╭─ DATASET CONTENT
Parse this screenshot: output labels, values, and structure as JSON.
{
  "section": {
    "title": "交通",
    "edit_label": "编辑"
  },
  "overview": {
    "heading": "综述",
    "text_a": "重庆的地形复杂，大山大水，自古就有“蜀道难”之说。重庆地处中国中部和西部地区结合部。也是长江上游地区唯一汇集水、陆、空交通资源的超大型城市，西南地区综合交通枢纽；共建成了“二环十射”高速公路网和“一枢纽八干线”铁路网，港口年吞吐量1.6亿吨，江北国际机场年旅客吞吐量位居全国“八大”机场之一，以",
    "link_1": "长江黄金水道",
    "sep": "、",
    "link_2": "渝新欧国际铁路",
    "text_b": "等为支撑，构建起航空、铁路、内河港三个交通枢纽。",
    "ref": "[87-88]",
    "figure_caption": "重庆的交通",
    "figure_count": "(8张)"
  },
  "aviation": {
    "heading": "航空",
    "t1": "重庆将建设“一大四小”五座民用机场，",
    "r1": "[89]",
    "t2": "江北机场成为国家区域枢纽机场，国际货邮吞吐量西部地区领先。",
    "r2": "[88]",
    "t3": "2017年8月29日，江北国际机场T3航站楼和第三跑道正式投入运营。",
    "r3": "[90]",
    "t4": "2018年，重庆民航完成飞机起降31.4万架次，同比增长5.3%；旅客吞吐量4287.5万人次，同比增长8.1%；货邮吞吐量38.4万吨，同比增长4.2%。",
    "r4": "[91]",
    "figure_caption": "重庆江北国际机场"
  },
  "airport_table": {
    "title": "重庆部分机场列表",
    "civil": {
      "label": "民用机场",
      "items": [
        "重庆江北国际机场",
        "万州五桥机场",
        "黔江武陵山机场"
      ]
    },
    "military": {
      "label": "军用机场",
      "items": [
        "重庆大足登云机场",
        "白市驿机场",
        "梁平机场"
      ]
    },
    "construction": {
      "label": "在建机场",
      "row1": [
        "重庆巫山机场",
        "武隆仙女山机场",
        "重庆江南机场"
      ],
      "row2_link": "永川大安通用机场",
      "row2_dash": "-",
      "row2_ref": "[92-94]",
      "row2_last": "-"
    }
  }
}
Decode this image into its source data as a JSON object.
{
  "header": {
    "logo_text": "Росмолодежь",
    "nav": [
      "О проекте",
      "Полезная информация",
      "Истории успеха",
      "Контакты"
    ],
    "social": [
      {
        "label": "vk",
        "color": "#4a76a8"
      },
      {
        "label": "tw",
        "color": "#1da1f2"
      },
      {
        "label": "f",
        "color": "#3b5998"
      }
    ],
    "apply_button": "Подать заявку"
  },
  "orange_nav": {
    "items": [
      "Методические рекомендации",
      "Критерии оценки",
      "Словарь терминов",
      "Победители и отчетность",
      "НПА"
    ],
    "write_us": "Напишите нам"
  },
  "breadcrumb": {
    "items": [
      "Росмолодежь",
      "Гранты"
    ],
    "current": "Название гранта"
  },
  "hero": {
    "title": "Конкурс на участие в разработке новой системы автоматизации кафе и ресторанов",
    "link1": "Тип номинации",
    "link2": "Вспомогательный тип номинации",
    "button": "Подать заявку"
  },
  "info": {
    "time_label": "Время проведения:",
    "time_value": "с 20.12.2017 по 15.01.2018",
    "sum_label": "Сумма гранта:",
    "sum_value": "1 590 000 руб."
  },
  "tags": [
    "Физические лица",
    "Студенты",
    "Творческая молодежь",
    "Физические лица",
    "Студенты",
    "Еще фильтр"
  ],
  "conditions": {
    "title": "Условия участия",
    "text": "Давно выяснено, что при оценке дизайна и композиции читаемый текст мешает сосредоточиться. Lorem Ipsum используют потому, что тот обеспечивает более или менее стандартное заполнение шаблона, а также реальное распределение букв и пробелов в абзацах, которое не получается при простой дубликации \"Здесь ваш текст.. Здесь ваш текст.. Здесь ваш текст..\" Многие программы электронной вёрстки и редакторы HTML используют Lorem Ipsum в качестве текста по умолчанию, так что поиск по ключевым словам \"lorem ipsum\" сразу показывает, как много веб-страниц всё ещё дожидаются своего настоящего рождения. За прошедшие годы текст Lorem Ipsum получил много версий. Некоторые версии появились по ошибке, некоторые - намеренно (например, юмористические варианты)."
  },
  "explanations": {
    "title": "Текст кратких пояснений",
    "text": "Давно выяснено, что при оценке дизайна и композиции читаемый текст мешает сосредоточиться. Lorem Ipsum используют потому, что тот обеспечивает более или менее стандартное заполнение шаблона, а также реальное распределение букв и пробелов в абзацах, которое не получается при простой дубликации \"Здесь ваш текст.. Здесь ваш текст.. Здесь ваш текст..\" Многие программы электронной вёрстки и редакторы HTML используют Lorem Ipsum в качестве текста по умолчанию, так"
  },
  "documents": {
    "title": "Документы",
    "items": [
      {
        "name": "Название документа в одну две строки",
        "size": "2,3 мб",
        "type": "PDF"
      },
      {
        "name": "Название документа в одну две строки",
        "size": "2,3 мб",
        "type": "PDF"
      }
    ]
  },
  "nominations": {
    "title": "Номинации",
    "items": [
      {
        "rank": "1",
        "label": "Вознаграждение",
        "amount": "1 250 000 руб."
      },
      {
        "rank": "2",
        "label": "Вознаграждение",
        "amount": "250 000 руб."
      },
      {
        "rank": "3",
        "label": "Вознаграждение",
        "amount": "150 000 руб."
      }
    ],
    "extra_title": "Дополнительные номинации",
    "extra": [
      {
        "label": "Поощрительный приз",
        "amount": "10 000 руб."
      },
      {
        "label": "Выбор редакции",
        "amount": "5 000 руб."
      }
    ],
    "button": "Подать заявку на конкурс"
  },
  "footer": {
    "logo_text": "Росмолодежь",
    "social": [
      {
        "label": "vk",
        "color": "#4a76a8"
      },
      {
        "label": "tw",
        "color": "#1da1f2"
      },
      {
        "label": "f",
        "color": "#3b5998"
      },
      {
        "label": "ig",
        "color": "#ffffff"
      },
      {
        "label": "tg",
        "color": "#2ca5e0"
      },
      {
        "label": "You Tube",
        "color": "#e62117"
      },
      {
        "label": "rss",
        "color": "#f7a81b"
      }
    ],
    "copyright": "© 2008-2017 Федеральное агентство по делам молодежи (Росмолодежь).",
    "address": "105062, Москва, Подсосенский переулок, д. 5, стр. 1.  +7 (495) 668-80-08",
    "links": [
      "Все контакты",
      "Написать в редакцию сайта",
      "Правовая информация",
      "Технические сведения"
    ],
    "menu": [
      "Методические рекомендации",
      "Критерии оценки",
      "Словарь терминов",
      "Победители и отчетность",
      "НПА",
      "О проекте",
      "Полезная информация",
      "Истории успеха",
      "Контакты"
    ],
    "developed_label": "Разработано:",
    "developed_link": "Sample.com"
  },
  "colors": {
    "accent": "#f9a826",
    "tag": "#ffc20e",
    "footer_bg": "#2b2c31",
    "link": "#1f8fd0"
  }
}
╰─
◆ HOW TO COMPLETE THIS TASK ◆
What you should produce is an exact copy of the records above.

◆ SOLUTION TO THIS TASK ◆
Parse this screenshot: output labels, values, and structure as JSON.
{
  "section": {
    "title": "交通",
    "edit_label": "编辑"
  },
  "overview": {
    "heading": "综述",
    "text_a": "重庆的地形复杂，大山大水，自古就有“蜀道难”之说。重庆地处中国中部和西部地区结合部。也是长江上游地区唯一汇集水、陆、空交通资源的超大型城市，西南地区综合交通枢纽；共建成了“二环十射”高速公路网和“一枢纽八干线”铁路网，港口年吞吐量1.6亿吨，江北国际机场年旅客吞吐量位居全国“八大”机场之一，以",
    "link_1": "长江黄金水道",
    "sep": "、",
    "link_2": "渝新欧国际铁路",
    "text_b": "等为支撑，构建起航空、铁路、内河港三个交通枢纽。",
    "ref": "[87-88]",
    "figure_caption": "重庆的交通",
    "figure_count": "(8张)"
  },
  "aviation": {
    "heading": "航空",
    "t1": "重庆将建设“一大四小”五座民用机场，",
    "r1": "[89]",
    "t2": "江北机场成为国家区域枢纽机场，国际货邮吞吐量西部地区领先。",
    "r2": "[88]",
    "t3": "2017年8月29日，江北国际机场T3航站楼和第三跑道正式投入运营。",
    "r3": "[90]",
    "t4": "2018年，重庆民航完成飞机起降31.4万架次，同比增长5.3%；旅客吞吐量4287.5万人次，同比增长8.1%；货邮吞吐量38.4万吨，同比增长4.2%。",
    "r4": "[91]",
    "figure_caption": "重庆江北国际机场"
  },
  "airport_table": {
    "title": "重庆部分机场列表",
    "civil": {
      "label": "民用机场",
      "items": [
        "重庆江北国际机场",
        "万州五桥机场",
        "黔江武陵山机场"
      ]
    },
    "military": {
      "label": "军用机场",
      "items": [
        "重庆大足登云机场",
        "白市驿机场",
        "梁平机场"
      ]
    },
    "construction": {
      "label": "在建机场",
      "row1": [
        "重庆巫山机场",
        "武隆仙女山机场",
        "重庆江南机场"
      ],
      "row2_link": "永川大安通用机场",
      "row2_dash": "-",
      "row2_ref": "[92-94]",
      "row2_last": "-"
    }
  }
}
Decode this image into its source data as a JSON object.
{
  "header": {
    "logo_text": "Росмолодежь",
    "nav": [
      "О проекте",
      "Полезная информация",
      "Истории успеха",
      "Контакты"
    ],
    "social": [
      {
        "label": "vk",
        "color": "#4a76a8"
      },
      {
        "label": "tw",
        "color": "#1da1f2"
      },
      {
        "label": "f",
        "color": "#3b5998"
      }
    ],
    "apply_button": "Подать заявку"
  },
  "orange_nav": {
    "items": [
      "Методические рекомендации",
      "Критерии оценки",
      "Словарь терминов",
      "Победители и отчетность",
      "НПА"
    ],
    "write_us": "Напишите нам"
  },
  "breadcrumb": {
    "items": [
      "Росмолодежь",
      "Гранты"
    ],
    "current": "Название гранта"
  },
  "hero": {
    "title": "Конкурс на участие в разработке новой системы автоматизации кафе и ресторанов",
    "link1": "Тип номинации",
    "link2": "Вспомогательный тип номинации",
    "button": "Подать заявку"
  },
  "info": {
    "time_label": "Время проведения:",
    "time_value": "с 20.12.2017 по 15.01.2018",
    "sum_label": "Сумма гранта:",
    "sum_value": "1 590 000 руб."
  },
  "tags": [
    "Физические лица",
    "Студенты",
    "Творческая молодежь",
    "Физические лица",
    "Студенты",
    "Еще фильтр"
  ],
  "conditions": {
    "title": "Условия участия",
    "text": "Давно выяснено, что при оценке дизайна и композиции читаемый текст мешает сосредоточиться. Lorem Ipsum используют потому, что тот обеспечивает более или менее стандартное заполнение шаблона, а также реальное распределение букв и пробелов в абзацах, которое не получается при простой дубликации \"Здесь ваш текст.. Здесь ваш текст.. Здесь ваш текст..\" Многие программы электронной вёрстки и редакторы HTML используют Lorem Ipsum в качестве текста по умолчанию, так что поиск по ключевым словам \"lorem ipsum\" сразу показывает, как много веб-страниц всё ещё дожидаются своего настоящего рождения. За прошедшие годы текст Lorem Ipsum получил много версий. Некоторые версии появились по ошибке, некоторые - намеренно (например, юмористические варианты)."
  },
  "explanations": {
    "title": "Текст кратких пояснений",
    "text": "Давно выяснено, что при оценке дизайна и композиции читаемый текст мешает сосредоточиться. Lorem Ipsum используют потому, что тот обеспечивает более или менее стандартное заполнение шаблона, а также реальное распределение букв и пробелов в абзацах, которое не получается при простой дубликации \"Здесь ваш текст.. Здесь ваш текст.. Здесь ваш текст..\" Многие программы электронной вёрстки и редакторы HTML используют Lorem Ipsum в качестве текста по умолчанию, так"
  },
  "documents": {
    "title": "Документы",
    "items": [
      {
        "name": "Название документа в одну две строки",
        "size": "2,3 мб",
        "type": "PDF"
      },
      {
        "name": "Название документа в одну две строки",
        "size": "2,3 мб",
        "type": "PDF"
      }
    ]
  },
  "nominations": {
    "title": "Номинации",
    "items": [
      {
        "rank": "1",
        "label": "Вознаграждение",
        "amount": "1 250 000 руб."
      },
      {
        "rank": "2",
        "label": "Вознаграждение",
        "amount": "250 000 руб."
      },
      {
        "rank": "3",
        "label": "Вознаграждение",
        "amount": "150 000 руб."
      }
    ],
    "extra_title": "Дополнительные номинации",
    "extra": [
      {
        "label": "Поощрительный приз",
        "amount": "10 000 руб."
      },
      {
        "label": "Выбор редакции",
        "amount": "5 000 руб."
      }
    ],
    "button": "Подать заявку на конкурс"
  },
  "footer": {
    "logo_text": "Росмолодежь",
    "social": [
      {
        "label": "vk",
        "color": "#4a76a8"
      },
      {
        "label": "tw",
        "color": "#1da1f2"
      },
      {
        "label": "f",
        "color": "#3b5998"
      },
      {
        "label": "ig",
        "color": "#ffffff"
      },
      {
        "label": "tg",
        "color": "#2ca5e0"
      },
      {
        "label": "You Tube",
        "color": "#e62117"
      },
      {
        "label": "rss",
        "color": "#f7a81b"
      }
    ],
    "copyright": "© 2008-2017 Федеральное агентство по делам молодежи (Росмолодежь).",
    "address": "105062, Москва, Подсосенский переулок, д. 5, стр. 1.  +7 (495) 668-80-08",
    "links": [
      "Все контакты",
      "Написать в редакцию сайта",
      "Правовая информация",
      "Технические сведения"
    ],
    "menu": [
      "Методические рекомендации",
      "Критерии оценки",
      "Словарь терминов",
      "Победители и отчетность",
      "НПА",
      "О проекте",
      "Полезная информация",
      "Истории успеха",
      "Контакты"
    ],
    "developed_label": "Разработано:",
    "developed_link": "Sample.com"
  },
  "colors": {
    "accent": "#f9a826",
    "tag": "#ffc20e",
    "footer_bg": "#2b2c31",
    "link": "#1f8fd0"
  }
}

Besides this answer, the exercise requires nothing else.